What is interest, and what are interest rates?

Nearly all of us will have encountered terms with “interest” in their names on numerous occasions, be it at a bank, a car dealership or an electronics store. But what are interest rates exactly, and what do the various terms containing the word “interest” mean? We're going to take a detailed look at the most important types of interest.

Interest is the price charged for borrowing money. The level of interest depends on the agreed interest rate. This interest rate is usually represented by a percentage figure, with “percent” meaning “per one hundred” and it determines the level of interest calculated on the amount deposited or borrowed.

Let’s now turn to the matter of specific interest rate terms, starting with the deposit rate: People save money in their bank accounts and banks can pay interest to account holders on the deposited money.

The rate of interest applied depends on the general interest rate level as well as on the size of the deposit. In addition, it is generally the case that: the longer savers forgo access to their money, the higher the interest rate will be.

Now let's suppose you wish to buy something that costs more than you actually have at your disposal. In such cases you can borrow money, for example through a bank loan.

To this end, the borrower, has to pay the bank interest on the loan. The level of the lending rate, as this interest rate is known, will depend, among other things, on the creditworthiness of the borrower. The higher the risk for the bank in terms of the borrower potentially defaulting on the loan, the higher the interest rate will be. The level of the interest rate levied also depends on the term of the loan. The longer the bank provides the money, the higher the interest rate.

Some costs attached to a loan are, however, not immediately recognisable. For instance, it may be the case that the actual amount paid out to the borrower is less than the specified loan amount. Moreover, the borrower may be charged an additional fee on top of the loan amount. The effective annual interest rate, as it is known, encompasses all the costs attached to a given loan.
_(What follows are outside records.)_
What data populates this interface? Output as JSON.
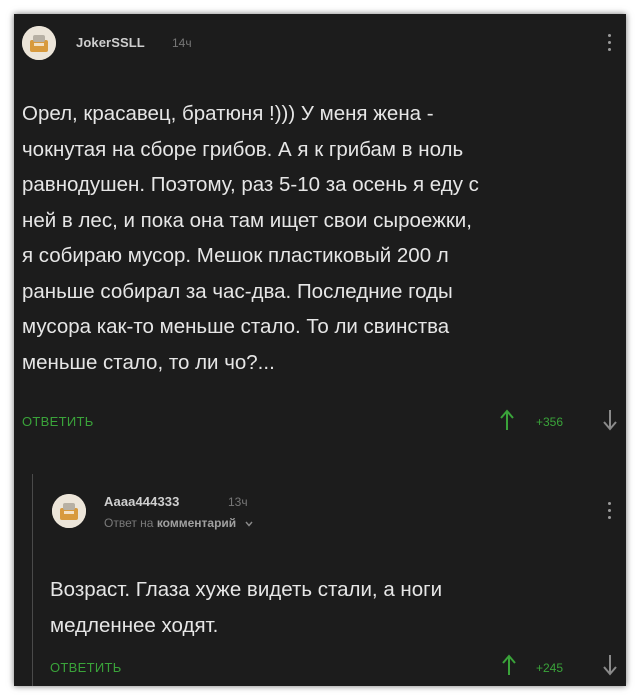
{
  "comments": [
    {
      "author": "JokerSSLL",
      "time": "14ч",
      "lines": [
        "Орел, красавец, братюня !))) У меня жена -",
        "чокнутая на сборе грибов. А я к грибам в ноль",
        "равнодушен. Поэтому, раз 5-10 за осень я еду с",
        "ней в лес, и пока она там ищет свои сыроежки,",
        "я собираю мусор. Мешок пластиковый  200 л",
        "раньше собирал за час-два. Последние годы",
        "мусора как-то меньше стало. То ли свинства",
        "меньше стало, то ли чо?..."
      ],
      "reply_label": "ОТВЕТИТЬ",
      "rating": "+356"
    },
    {
      "author": "Aaaa444333",
      "time": "13ч",
      "reply_to_prefix": "Ответ на",
      "reply_to_target": "комментарий",
      "lines": [
        "Возраст. Глаза хуже видеть стали, а ноги",
        "медленнее ходят."
      ],
      "reply_label": "ОТВЕТИТЬ",
      "rating": "+245"
    }
  ],
  "colors": {
    "background": "#1c1c1c",
    "accent": "#3aa33a",
    "text": "#e6e6e6",
    "muted": "#777777"
  },
  "icons": [
    "avatar-icon",
    "more-options-icon",
    "upvote-arrow-icon",
    "downvote-arrow-icon",
    "chevron-down-icon"
  ]
}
Banks, as well as car dealerships or electronics stores are all obliged to state the effective annual interest rate charged on a purchase so that the consumer can compare rates among different providers.

But there’s another type of interest rate besides the ones already mentioned here, and this interest rate has a huge impact on all the other rates: The key interest rate - also known as the key rate, or policy rate. When banks are in need of funds, they have to borrow from the central bank as the bank of last resort and they have to pay interest on this borrowed money. The level of interest charged as a percentage of the amount borrowed is referred to as the key interest rate. In the euro area, it is set by the Governing Council of the European Central Bank. Its level is always set with a view to remaining the purchasing power of the euro stable.

The key rate has an impact on all other interest rates in an economy and therefore also has an effect on all economic activities. When the central bank raises the key rate, commercial banks respond by raising the interest rates for their customers. This pushes up the cost of loans for customers and makes saving more rewarding. As a result, the level of demand in the economy tends to go down, thus dampening inflation. Conversely, falling interest rates lead to an increased appetite for credit and reduce the incentive to save. The level of demand in the economy thus increases, which tends to make prices go up faster.

The development of prices is measured by the inflation rate. This is important in connection with two other interest rate concepts, the nominal and the real interest rate. The stated interest rates are referred to as nominal interest rates. If the inflation rate is deducted from these, they are referred to as real interest rates.

It follows that not all interest is the same. Savers welcome high interest rates, while borrowers are glad about low lending rates.

And everyone, be it banks, enterprises, consumers or the government, observes the policy rate as an important signal for the economy.